** Opening Material provided block **
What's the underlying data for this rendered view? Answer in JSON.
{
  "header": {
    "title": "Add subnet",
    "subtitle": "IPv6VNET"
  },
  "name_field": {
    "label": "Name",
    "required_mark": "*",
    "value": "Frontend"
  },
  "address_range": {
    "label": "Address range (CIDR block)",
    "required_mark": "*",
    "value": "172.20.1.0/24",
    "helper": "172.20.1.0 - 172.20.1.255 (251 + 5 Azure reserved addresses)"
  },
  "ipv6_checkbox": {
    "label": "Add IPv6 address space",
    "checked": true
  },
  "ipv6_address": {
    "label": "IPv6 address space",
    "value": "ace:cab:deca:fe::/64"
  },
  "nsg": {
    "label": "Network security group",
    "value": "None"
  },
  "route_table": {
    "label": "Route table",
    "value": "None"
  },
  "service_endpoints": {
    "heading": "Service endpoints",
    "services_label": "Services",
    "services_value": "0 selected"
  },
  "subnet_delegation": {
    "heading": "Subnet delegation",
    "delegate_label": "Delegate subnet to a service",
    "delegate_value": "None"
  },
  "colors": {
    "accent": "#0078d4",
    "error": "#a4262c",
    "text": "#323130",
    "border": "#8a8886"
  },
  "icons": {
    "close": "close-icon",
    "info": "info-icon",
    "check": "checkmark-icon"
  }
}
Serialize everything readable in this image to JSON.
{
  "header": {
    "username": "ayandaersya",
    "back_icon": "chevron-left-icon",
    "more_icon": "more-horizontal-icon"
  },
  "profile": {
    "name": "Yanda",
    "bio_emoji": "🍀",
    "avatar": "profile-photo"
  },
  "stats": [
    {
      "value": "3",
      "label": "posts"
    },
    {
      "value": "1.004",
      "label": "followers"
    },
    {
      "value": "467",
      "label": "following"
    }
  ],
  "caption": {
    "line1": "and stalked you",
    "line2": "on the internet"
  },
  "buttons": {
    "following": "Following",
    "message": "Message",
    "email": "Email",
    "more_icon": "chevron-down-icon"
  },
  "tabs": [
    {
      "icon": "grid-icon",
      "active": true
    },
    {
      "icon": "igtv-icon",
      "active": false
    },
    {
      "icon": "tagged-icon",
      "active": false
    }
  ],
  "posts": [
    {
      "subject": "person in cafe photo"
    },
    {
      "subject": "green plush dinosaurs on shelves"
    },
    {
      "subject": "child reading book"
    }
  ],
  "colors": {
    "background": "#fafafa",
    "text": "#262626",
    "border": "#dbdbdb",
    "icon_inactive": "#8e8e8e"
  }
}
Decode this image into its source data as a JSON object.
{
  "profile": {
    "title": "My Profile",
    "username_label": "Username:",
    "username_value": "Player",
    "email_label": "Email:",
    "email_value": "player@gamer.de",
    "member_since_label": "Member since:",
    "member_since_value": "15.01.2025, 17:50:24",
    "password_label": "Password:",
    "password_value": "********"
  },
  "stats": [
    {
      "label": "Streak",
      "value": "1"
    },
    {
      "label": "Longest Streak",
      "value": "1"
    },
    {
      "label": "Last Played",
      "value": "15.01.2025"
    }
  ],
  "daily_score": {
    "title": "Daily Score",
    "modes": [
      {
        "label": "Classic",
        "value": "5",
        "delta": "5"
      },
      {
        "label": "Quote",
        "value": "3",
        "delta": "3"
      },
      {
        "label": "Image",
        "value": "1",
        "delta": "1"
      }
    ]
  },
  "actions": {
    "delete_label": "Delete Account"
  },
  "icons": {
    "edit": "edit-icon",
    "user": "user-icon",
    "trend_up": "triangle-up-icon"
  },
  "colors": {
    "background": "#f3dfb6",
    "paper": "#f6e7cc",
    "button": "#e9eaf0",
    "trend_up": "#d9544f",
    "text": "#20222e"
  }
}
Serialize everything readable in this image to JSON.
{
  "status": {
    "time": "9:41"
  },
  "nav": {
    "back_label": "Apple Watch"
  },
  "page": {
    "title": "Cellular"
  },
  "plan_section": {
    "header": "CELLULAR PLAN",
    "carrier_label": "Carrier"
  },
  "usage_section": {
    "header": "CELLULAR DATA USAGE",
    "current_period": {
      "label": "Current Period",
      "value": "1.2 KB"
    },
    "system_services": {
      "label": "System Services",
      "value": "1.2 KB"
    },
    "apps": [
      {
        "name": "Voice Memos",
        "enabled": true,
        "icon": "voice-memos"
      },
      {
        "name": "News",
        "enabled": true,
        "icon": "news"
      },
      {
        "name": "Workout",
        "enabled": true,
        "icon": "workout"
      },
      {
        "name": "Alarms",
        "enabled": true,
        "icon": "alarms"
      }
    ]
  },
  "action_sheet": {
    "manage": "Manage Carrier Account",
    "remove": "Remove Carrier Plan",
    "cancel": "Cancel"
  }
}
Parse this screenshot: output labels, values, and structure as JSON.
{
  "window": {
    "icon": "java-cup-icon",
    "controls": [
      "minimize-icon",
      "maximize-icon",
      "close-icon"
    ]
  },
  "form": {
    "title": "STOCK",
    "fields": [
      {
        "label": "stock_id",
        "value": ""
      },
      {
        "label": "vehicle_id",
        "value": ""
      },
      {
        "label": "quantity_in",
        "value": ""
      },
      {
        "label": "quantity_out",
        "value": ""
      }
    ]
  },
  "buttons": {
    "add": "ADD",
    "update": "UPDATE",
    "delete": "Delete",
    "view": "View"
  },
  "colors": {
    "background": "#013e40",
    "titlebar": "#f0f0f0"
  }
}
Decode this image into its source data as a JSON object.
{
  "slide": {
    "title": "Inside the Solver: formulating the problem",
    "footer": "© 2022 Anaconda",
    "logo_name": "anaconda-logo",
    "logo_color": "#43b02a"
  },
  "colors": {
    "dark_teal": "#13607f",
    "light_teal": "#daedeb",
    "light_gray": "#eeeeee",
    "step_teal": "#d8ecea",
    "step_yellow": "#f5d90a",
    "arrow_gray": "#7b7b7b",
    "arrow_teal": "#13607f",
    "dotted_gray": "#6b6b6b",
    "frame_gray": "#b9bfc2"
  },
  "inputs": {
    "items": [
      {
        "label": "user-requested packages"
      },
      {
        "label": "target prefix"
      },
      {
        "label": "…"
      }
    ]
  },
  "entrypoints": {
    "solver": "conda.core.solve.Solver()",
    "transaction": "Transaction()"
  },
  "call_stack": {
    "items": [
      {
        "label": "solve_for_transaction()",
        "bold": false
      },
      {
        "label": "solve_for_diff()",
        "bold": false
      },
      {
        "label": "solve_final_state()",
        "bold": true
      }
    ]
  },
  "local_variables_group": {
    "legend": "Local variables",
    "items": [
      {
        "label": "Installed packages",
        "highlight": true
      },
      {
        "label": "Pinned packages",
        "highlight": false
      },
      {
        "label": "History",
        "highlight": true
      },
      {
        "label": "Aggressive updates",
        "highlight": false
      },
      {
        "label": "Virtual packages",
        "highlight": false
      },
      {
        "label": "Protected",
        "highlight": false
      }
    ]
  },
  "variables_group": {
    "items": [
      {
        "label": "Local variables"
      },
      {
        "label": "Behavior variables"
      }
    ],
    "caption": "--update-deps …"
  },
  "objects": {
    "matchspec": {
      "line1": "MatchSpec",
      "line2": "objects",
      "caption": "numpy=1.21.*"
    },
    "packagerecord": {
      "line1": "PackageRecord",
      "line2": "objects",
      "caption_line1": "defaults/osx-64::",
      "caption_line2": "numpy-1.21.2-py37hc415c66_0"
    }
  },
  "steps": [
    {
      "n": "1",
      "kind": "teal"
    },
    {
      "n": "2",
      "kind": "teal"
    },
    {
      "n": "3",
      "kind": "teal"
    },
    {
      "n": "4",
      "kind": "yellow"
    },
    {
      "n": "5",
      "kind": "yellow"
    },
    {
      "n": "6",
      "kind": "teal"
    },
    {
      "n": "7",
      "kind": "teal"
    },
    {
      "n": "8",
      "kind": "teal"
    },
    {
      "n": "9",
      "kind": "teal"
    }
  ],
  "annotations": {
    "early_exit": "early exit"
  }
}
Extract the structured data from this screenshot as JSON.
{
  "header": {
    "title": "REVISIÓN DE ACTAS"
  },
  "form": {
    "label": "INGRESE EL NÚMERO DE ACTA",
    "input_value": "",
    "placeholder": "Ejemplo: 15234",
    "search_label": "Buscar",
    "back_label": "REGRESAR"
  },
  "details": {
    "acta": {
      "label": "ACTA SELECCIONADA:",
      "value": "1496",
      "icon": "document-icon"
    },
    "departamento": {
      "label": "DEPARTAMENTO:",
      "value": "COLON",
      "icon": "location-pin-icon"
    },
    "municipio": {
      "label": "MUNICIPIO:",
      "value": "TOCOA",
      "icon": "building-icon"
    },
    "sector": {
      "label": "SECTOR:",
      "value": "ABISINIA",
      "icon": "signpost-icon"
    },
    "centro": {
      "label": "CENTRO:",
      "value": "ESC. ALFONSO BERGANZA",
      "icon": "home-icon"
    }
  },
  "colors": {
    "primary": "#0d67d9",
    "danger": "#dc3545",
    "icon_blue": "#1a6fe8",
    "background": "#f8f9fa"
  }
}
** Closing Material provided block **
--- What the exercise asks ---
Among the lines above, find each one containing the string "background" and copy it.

--- Response to the exercise ---
    "background": "#fafafa",
    "background": "#f3dfb6",
    "background": "#013e40",
    "background": "#f8f9fa"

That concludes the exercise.